My talk with fifth-graders
As a kid, you often hear that you are the future of America. Well, I did my fair share of helping the future by visiting Easley Elementary School and talking to a group of fifth-grade students about writing and what it takes to be a good writer.
Last Friday at roughly noon I made my way to Mrs. Owens’ fifth-grade class to talk to a group of very smart individuals. They welcomed me and allowed me to talk to them about the art and science that is writing.
I opened by talking about myself, how I started writing, and what it takes to a good writer. My advice to them was to write about what you are passionate about and to keep trying even if your first attempt is turned down. I had to explain that during the school year writing for the school newspaper that there were some stories that I had to rewrite a story four or five times before it was considered finished.
The class’s questions and comments were very well thought-out and educated. They had good questions, and I had the answers that they needed. After sitting there and listening to me talk about writing, they started to stray from the path and started to ask questions that were not quite related to the topic, but were still very smart, and at points quite funny.
They asked about everything from writing to who inspired me to do I play video games. I was also asked what grade I was in a good four or five times. But, they were not short of questions at all.
The class also seemed very interested in college and they asked many questions about what college I would be going to. While, there is no answer to the question yet, I did explain that there are several schools that are very strong journalism schools, such as North Carolina and Syracuse. To me the school I go to is not that big of a deal. Sure I would love to go to a really good Division I school, but I don’t have a preference just yet.

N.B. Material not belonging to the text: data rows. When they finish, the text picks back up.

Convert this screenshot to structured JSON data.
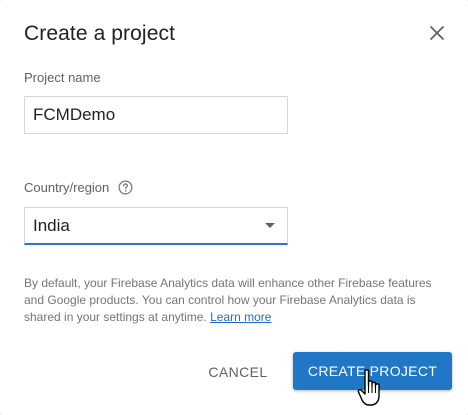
{
  "dialog": {
    "title": "Create a project"
  },
  "project_name": {
    "label": "Project name",
    "value": "FCMDemo"
  },
  "country": {
    "label": "Country/region",
    "selected": "India"
  },
  "info": {
    "text": "By default, your Firebase Analytics data will enhance other Firebase features and Google products. You can control how your Firebase Analytics data is shared in your settings at anytime.",
    "link": "Learn more"
  },
  "actions": {
    "cancel": "CANCEL",
    "create": "CREATE PROJECT"
  },
  "colors": {
    "primary": "#1f77c6",
    "focus_underline": "#2979c9",
    "link": "#1e6ec6"
  },
  "icons": {
    "close": "close-icon",
    "help": "help-icon",
    "dropdown": "caret-down-icon",
    "cursor": "hand-pointer-icon"
  }
}
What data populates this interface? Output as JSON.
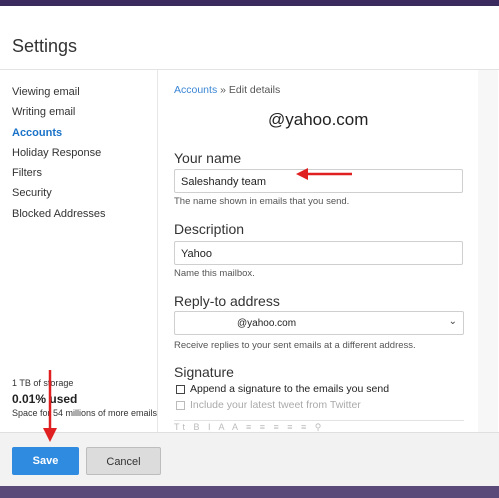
{
  "dialog": {
    "title": "Settings"
  },
  "sidebar": {
    "items": [
      {
        "label": "Viewing email",
        "active": false
      },
      {
        "label": "Writing email",
        "active": false
      },
      {
        "label": "Accounts",
        "active": true
      },
      {
        "label": "Holiday Response",
        "active": false
      },
      {
        "label": "Filters",
        "active": false
      },
      {
        "label": "Security",
        "active": false
      },
      {
        "label": "Blocked Addresses",
        "active": false
      }
    ],
    "storage": {
      "capacity": "1 TB of storage",
      "used": "0.01% used",
      "remaining": "Space for 54 millions of more emails"
    }
  },
  "breadcrumb": {
    "link": "Accounts",
    "separator": "»",
    "current": "Edit details"
  },
  "account": {
    "email": "@yahoo.com"
  },
  "form": {
    "name": {
      "label": "Your name",
      "value": "Saleshandy team",
      "help": "The name shown in emails that you send."
    },
    "description": {
      "label": "Description",
      "value": "Yahoo",
      "help": "Name this mailbox."
    },
    "reply_to": {
      "label": "Reply-to address",
      "value": "@yahoo.com",
      "help": "Receive replies to your sent emails at a different address."
    },
    "signature": {
      "label": "Signature",
      "append_label": "Append a signature to the emails you send",
      "tweet_label": "Include your latest tweet from Twitter",
      "toolbar": "Tt B I A A ≡ ≡ ≡ ≡ ≡ ⚲"
    }
  },
  "footer": {
    "save_label": "Save",
    "cancel_label": "Cancel"
  },
  "colors": {
    "accent": "#2f8be0",
    "link": "#3b86d6",
    "annotation_arrow": "#e02020"
  }
}
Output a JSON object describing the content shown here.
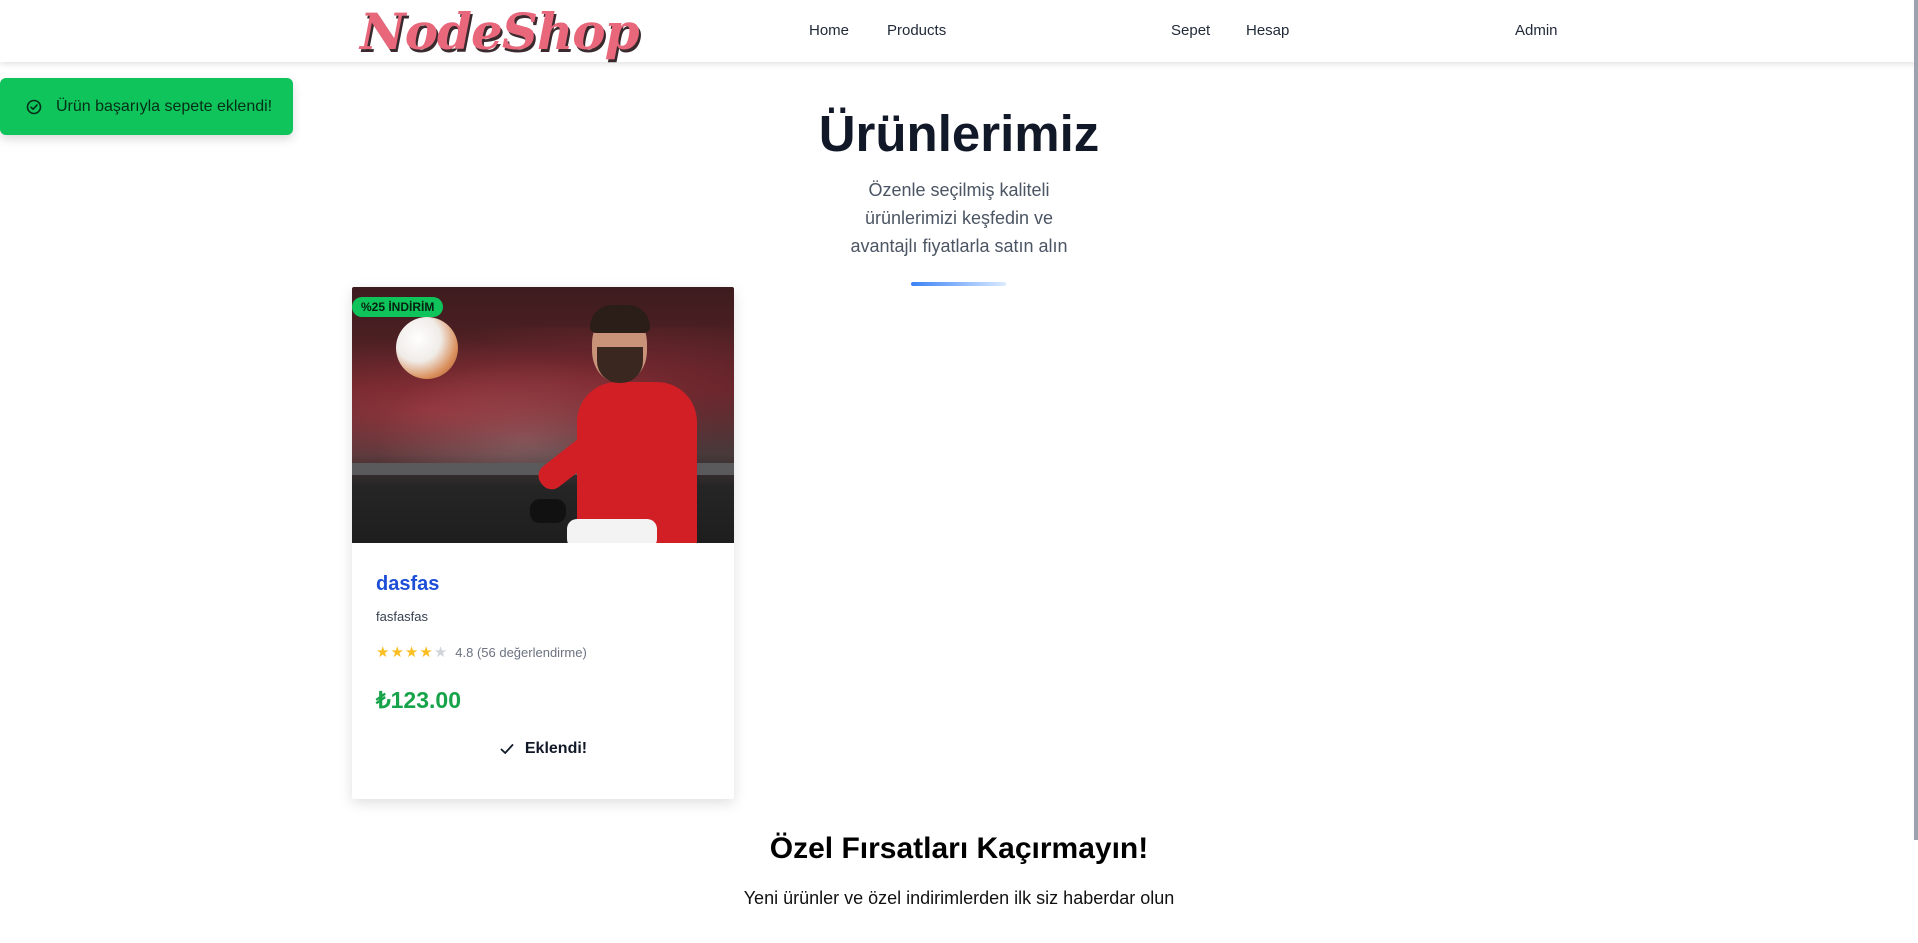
{
  "navbar": {
    "logo": "NodeShop",
    "links": [
      "Home",
      "Products",
      "Sepet",
      "Hesap",
      "Admin"
    ]
  },
  "toast": {
    "icon": "check-circle-icon",
    "message": "Ürün başarıyla sepete eklendi!",
    "color": "#10c45c"
  },
  "hero": {
    "title": "Ürünlerimiz",
    "subtitle": "Özenle seçilmiş kaliteli ürünlerimizi keşfedin ve avantajlı fiyatlarla satın alın"
  },
  "products": [
    {
      "badge": "%25 İNDİRİM",
      "name": "dasfas",
      "description": "fasfasfas",
      "rating_stars": 4,
      "rating_max": 5,
      "rating_text": "4.8 (56 değerlendirme)",
      "price": "₺123.00",
      "button_icon": "check-icon",
      "button_label": "Eklendi!"
    }
  ],
  "promo": {
    "title": "Özel Fırsatları Kaçırmayın!",
    "subtitle": "Yeni ürünler ve özel indirimlerden ilk siz haberdar olun"
  },
  "colors": {
    "accent_green": "#10c45c",
    "price_green": "#16a34a",
    "product_name_blue": "#1d4ed8",
    "star_yellow": "#fbbf24"
  }
}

After talking for half an hour, it was very clear that I had lost them and they started asking about music, movies, and miscellaneous topics. I definitely expected it to come to this, and I’m glad I didn’t have to embarrass my brother in front of every one of his classmates. As, I ended I was bombarded by the kids and asked if I knew so-and-so because they go to Riverside too.
I did stay to have lunch with my brother and some of his friends. I was thanked by Mrs. Owens and I was on my way back to my house before I went to work at Riverside for the afternoon. From what I saw while I was at Easley, the class seemed intrigued and surprised to see that a kid like me at the age of 15 can do what he does. They seemed very excited and I say thank you the Mrs. Owens’ fifth-grade class for letting me come in and spill out all that I know to help you with what you hope to accomplish in the future.
Ben Huffman is a rising sophomore at Riverside High School. To reach him, email firstname.lastname@example.org.